I want to calibrate jointly the drift mu and volatility sigma of a geometric brownian motion,

$$\log(S_t) = \log(S_{t-1}) + (\mu - 0.5*\sigma^2) \Delta t + \sigma*\sqrt{\Delta t}*Z_t$$

where $Z_t$ is a standard normally distributed random variable, and am testing this by generating data $x = \log(S_t)$ via

x(1) = 0;
for i = 2:N
x(i) = x(i-1) + (mu-0.5*sigma^2)*Deltat + sigma*sqrt(Deltat)*randn;
end


and my (log-)likelihood function

function LL = LL(x, pars)
mu    = pars(1);
sigma = pars(2);
Nt = size(x,2);
LL = 0;
for j = 2:Nt
LH_j = normpdf(x(j), x(j-1)+(mu-0.5*sigma^2)*Deltat, sigma*sqrt(Deltat));
LL = LL + log(LH_j);
end


which I maximize using fmincon (because sigma is constrained to be positive), with starting values 0.15 and 0.3, true values 0.1 and 0.2, and N = Nt = 1000 or 100000 generated points over one year (i.e. $\Delta t$ = 0.0001 or 0.000001).

Calibrating the volatility alone yields a nice likelihood function with a maximum around the true parameter, but for small Deltat (less than say 0.1) calibrating both mu and sigma persistently shows a (log-)likelihood surface being very flat in mu (at least around the true parameter); I would expect also a maximum there; for a reason I think it should be possible to calibrate a GBM model to a data series of 100 stock prices in a year, making the average of Deltat = 0.01.

Any sharing of experience or help is greatly appreciated (thoughts passing through my mind: the likelihood function is not right / this is a normal behaviour / too few data points / data generation is not correct / ...?).

• Is there a particular reason why you're not simply using the sample mean and variance? – ocstl Jul 3 '15 at 10:18

• normpdf should be fine.
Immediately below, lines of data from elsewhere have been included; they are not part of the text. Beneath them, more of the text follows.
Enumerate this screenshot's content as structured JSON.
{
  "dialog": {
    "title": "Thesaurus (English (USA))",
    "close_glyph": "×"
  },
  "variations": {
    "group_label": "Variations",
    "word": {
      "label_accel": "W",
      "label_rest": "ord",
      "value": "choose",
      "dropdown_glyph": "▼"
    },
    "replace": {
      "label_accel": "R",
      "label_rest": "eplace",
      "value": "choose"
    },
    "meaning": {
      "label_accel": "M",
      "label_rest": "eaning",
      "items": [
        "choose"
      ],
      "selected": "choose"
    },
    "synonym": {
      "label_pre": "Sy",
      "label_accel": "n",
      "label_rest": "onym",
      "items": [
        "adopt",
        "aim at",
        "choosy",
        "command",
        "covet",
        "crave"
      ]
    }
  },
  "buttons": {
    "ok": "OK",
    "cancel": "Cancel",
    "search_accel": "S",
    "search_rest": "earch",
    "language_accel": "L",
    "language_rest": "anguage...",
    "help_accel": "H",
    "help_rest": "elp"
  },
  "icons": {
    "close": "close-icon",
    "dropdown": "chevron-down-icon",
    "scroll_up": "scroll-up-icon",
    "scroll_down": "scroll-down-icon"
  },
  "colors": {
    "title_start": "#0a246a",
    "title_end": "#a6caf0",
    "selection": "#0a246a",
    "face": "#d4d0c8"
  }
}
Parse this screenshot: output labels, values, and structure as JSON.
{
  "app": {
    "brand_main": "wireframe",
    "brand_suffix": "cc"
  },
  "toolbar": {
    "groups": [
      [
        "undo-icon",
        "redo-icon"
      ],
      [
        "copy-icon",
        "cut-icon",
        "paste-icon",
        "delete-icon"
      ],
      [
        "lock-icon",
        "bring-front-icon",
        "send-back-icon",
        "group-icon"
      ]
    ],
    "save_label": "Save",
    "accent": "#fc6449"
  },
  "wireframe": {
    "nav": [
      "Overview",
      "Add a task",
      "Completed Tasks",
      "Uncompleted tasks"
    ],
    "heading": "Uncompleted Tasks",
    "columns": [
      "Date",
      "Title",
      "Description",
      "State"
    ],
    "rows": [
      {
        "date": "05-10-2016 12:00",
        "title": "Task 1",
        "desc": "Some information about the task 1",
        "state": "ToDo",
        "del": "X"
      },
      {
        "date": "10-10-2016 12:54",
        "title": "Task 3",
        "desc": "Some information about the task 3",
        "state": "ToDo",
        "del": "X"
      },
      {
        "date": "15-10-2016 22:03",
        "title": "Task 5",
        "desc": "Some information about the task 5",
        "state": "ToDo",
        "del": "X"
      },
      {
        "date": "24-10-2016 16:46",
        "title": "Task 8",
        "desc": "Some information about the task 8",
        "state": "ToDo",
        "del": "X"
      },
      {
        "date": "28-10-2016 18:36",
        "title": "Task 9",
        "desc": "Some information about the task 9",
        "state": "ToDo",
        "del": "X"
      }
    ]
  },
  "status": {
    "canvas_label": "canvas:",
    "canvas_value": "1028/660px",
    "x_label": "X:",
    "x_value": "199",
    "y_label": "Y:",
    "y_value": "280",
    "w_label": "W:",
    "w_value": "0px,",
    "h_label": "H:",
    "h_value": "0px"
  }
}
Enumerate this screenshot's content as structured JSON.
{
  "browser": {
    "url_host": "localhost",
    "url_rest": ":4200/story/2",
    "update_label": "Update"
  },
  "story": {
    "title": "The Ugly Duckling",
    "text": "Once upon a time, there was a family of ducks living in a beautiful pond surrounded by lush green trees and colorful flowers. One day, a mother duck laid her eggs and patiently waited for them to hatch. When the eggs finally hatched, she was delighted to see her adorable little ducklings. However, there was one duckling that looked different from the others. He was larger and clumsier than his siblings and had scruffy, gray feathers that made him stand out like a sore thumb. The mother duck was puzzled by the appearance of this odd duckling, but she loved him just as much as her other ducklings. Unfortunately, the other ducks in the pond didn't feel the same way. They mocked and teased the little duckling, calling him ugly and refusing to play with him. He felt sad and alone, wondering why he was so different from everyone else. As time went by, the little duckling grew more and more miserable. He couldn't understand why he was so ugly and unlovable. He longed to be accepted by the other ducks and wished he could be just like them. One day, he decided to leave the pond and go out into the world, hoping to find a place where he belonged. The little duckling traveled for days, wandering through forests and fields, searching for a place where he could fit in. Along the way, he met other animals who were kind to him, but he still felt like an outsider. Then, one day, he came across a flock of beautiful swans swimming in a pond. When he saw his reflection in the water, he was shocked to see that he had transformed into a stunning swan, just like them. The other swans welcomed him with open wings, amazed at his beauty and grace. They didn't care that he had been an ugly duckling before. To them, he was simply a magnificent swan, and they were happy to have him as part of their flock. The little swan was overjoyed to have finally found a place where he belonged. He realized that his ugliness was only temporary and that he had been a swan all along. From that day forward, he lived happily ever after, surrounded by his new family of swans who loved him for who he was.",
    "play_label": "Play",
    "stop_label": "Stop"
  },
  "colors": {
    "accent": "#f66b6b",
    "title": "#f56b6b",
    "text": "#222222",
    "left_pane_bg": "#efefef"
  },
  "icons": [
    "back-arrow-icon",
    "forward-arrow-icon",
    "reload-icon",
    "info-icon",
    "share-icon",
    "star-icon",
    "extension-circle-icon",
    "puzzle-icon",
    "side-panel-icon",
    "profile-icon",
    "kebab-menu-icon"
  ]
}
It might even be better-optimized by the Matlab virtual machine. – Brian B Oct 1 '15 at 12:31
The log likelihood function is indeed rather flat in the $\mu$-direction, for small time horizons (you used $T = 1$ it looks like). As you may have noticed, increasing the number of observations but keeping the time horizon the same DOES NOT IMPROVE the accuracy of the estimate of $\mu$ - this is a bit counterintuitive, if you ask me. But, increasing the time horizon $T$ DOES improve the accuracy of the estimate. To see this, see my question here.
Merton (1980) proposed using a Bayesian technique, in which you first specify a prior distribution for $\mu$ and use Bayes' rule to derive a new log likelihood function. This is nowadays known as "maximum a-posteriori (MAP)" estimation and is one way to try to get better estimate of $\mu$. But the fact remains: MLE estimation of $\mu$ is notoriously inaccurate for short time horizons.